or fruit curry (kerry). saffron. nutmeg. blanched dates and onion slices dressed with brown sugar. Catalonian 28%.4% Life expectancy 76. apricots. papaya. brown sugar. SPAIN Kingdom of Spain Geography Spain is in southwestern Europe. the Pyrenees Mountains separate Spain from France. honey. sherry. tomatoes. citrus. boiled potatoes.100 Labor force in agriculture 5. Baked packet of thin. strawberries. coffee. sheep. chili peppers. Deep-fried braided crullers dipped in cinnamon sugar (koesisters).6% Arable land 27% Agriculture cattle. Tameletjie (brown sugar candy). Sosaties (skewered marinated spicy lamb.
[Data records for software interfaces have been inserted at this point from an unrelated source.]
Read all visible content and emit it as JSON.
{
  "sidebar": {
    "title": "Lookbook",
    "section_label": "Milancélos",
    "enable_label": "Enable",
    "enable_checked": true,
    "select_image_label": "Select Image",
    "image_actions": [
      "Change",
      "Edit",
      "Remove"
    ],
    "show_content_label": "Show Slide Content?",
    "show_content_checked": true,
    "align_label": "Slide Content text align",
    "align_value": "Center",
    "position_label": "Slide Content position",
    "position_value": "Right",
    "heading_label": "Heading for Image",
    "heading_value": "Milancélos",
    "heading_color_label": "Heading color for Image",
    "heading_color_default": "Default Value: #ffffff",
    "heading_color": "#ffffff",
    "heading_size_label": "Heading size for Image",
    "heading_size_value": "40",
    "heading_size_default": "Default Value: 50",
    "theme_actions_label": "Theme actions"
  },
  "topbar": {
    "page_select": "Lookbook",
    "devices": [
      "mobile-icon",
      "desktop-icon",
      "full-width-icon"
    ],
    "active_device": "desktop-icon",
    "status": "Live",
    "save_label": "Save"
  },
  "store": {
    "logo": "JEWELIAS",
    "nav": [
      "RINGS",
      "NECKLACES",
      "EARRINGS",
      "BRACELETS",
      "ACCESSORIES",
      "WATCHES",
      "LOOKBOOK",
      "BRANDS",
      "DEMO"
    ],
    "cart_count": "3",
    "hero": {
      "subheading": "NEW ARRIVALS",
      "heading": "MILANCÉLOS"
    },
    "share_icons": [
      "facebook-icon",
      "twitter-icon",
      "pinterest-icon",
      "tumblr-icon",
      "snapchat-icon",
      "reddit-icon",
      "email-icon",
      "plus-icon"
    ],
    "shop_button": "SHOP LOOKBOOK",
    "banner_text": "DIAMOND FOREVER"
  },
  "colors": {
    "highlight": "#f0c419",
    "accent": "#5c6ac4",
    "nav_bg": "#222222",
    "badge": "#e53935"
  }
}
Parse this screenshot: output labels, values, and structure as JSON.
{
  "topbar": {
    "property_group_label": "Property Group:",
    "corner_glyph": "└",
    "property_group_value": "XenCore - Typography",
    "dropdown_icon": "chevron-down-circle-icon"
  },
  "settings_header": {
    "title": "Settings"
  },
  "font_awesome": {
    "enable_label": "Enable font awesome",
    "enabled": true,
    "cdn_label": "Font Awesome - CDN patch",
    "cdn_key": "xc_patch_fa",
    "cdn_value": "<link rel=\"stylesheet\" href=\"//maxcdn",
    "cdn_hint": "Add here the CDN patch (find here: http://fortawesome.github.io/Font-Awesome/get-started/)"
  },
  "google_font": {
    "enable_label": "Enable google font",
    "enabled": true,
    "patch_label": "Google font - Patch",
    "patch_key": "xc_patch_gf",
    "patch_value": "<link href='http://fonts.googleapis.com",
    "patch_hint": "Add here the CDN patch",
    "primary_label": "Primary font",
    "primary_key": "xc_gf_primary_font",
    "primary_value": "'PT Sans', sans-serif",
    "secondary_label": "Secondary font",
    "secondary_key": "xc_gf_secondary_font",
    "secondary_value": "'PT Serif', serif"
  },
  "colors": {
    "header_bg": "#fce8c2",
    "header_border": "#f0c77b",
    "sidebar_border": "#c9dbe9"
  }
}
Galacian 8%. such as mango atjar. pigs. cinnamon. 83. Simmered beans. garlic. Date and onion salad (dadel-slaai). Major Languages Castilian Spanish (official) Catalan (each Galician official Basque regionally) Population density per sq. green pea). stewed or baked. Bredie (spicy stew of mutton and/or vegetables). crisp dough enclosing antelope stew. The interior is a high. bay leaf. In northern Spain. pineapple. wine. Pickled fish (Ingelegde Vis).7% Infant mortality rate per 1. 209. chili. coconut. cloves. Springbok leg marinated and braised with red wine and spices. olives. ginger. Malva (pudding). covered. onions. Basque 6%. Ostrich egg omelet. citrus. arid plateau.3 HIV rate 0.9 Literacy rate 97. curry powder. walnuts. such as dried apples. and served with curry sauce). Beverages Tea. Meat. perhaps with melon or pumpkin. vegetable. vegetables. marula. apples. Steamed rice. lemon juice. fish fried in oil and soaked in vinegar and spices.5% Unemployment rate 9. sugar. prunes. and vinegar or lemon juice. melons. chickens. raisins. turmeric. dates. and borde